## Exercise prompt
Copy each line of the records below that has "icon" in it.

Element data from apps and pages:
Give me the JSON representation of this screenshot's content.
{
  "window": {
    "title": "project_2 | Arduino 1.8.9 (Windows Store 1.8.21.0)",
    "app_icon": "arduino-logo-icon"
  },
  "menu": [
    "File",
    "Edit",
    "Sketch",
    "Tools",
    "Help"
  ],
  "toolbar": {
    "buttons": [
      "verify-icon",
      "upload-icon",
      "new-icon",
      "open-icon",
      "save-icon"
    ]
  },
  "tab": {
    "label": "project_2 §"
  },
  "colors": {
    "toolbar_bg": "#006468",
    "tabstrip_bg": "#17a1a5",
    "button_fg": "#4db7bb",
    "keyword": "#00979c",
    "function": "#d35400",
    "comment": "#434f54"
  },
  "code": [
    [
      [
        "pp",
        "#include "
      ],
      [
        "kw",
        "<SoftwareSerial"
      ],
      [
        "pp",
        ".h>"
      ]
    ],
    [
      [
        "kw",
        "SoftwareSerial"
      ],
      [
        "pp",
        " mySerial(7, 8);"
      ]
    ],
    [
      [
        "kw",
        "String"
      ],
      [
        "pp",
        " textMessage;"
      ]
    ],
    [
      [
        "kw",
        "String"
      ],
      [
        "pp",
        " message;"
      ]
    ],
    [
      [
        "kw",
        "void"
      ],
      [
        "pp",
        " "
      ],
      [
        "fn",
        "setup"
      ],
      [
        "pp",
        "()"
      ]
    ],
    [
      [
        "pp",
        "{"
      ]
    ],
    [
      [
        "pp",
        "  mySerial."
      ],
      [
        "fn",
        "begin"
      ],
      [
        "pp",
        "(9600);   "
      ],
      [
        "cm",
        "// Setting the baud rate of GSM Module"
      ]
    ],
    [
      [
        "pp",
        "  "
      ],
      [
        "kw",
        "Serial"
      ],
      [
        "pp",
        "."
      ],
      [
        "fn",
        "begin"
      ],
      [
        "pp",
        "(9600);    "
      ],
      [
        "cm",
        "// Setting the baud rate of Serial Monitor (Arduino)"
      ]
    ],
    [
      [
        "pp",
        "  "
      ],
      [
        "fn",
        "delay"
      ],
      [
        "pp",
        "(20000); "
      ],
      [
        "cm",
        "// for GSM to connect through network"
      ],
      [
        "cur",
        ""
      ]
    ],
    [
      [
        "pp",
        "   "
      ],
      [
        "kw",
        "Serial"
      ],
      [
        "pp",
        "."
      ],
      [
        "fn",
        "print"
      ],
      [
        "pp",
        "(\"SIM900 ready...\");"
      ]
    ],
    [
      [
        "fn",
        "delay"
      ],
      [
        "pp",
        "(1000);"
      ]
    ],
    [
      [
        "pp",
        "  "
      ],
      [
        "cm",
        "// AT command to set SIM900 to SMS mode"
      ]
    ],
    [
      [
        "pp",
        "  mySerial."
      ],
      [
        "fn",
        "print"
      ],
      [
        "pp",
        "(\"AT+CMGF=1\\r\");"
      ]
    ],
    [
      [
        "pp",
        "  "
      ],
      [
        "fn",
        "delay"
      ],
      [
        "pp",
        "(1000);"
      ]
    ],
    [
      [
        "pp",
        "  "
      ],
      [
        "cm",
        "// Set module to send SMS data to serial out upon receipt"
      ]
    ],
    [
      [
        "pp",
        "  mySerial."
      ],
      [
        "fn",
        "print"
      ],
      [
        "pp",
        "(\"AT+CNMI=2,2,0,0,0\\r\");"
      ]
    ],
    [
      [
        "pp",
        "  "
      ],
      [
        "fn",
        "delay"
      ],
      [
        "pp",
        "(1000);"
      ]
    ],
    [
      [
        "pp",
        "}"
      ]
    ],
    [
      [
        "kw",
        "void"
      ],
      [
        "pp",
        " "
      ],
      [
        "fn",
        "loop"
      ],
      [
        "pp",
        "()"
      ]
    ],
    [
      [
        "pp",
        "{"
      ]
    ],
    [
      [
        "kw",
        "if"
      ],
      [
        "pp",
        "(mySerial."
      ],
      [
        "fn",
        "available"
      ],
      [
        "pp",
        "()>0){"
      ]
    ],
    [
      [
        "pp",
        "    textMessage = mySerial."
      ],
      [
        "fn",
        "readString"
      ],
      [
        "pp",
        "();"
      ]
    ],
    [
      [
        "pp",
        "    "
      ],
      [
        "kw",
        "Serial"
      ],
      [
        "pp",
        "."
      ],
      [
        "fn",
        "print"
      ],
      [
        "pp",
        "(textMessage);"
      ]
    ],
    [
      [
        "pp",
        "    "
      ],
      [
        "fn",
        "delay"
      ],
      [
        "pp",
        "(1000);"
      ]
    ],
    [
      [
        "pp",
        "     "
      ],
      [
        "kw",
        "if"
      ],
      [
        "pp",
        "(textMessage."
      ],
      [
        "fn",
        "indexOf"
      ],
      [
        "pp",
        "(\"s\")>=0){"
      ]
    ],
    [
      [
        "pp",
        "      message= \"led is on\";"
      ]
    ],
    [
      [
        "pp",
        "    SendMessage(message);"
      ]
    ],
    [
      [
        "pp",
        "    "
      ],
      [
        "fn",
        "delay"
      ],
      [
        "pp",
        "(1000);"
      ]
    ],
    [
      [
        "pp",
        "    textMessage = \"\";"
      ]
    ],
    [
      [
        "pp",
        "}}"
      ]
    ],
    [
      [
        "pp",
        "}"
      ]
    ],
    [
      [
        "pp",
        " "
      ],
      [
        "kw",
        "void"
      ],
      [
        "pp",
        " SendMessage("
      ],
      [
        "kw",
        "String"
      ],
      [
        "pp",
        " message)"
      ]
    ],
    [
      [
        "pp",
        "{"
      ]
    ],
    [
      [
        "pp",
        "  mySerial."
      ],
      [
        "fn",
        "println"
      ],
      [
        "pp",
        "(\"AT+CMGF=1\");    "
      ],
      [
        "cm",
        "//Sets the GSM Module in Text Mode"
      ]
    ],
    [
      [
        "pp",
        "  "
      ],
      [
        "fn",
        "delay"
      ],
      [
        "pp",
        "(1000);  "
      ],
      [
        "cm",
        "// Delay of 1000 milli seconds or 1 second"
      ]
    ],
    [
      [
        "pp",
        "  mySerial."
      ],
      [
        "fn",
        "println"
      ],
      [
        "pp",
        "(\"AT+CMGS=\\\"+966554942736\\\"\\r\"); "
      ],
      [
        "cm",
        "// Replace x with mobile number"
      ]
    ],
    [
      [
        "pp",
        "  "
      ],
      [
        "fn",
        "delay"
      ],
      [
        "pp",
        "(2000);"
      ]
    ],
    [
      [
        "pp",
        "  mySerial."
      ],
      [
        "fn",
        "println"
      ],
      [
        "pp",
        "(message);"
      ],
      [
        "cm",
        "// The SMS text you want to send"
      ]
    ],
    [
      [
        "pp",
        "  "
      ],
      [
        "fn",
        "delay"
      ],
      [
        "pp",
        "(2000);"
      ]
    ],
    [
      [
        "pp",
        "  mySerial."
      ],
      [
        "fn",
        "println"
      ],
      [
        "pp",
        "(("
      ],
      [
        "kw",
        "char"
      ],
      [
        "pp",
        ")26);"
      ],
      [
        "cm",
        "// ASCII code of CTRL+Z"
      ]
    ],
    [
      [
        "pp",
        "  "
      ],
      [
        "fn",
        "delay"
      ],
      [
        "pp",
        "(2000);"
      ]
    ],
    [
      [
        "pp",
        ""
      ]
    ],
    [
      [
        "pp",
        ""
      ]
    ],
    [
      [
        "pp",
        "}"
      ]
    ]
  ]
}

## Worked solution
    "app_icon": "arduino-logo-icon"
      "verify-icon",
      "upload-icon",
      "new-icon",
      "open-icon",
      "save-icon"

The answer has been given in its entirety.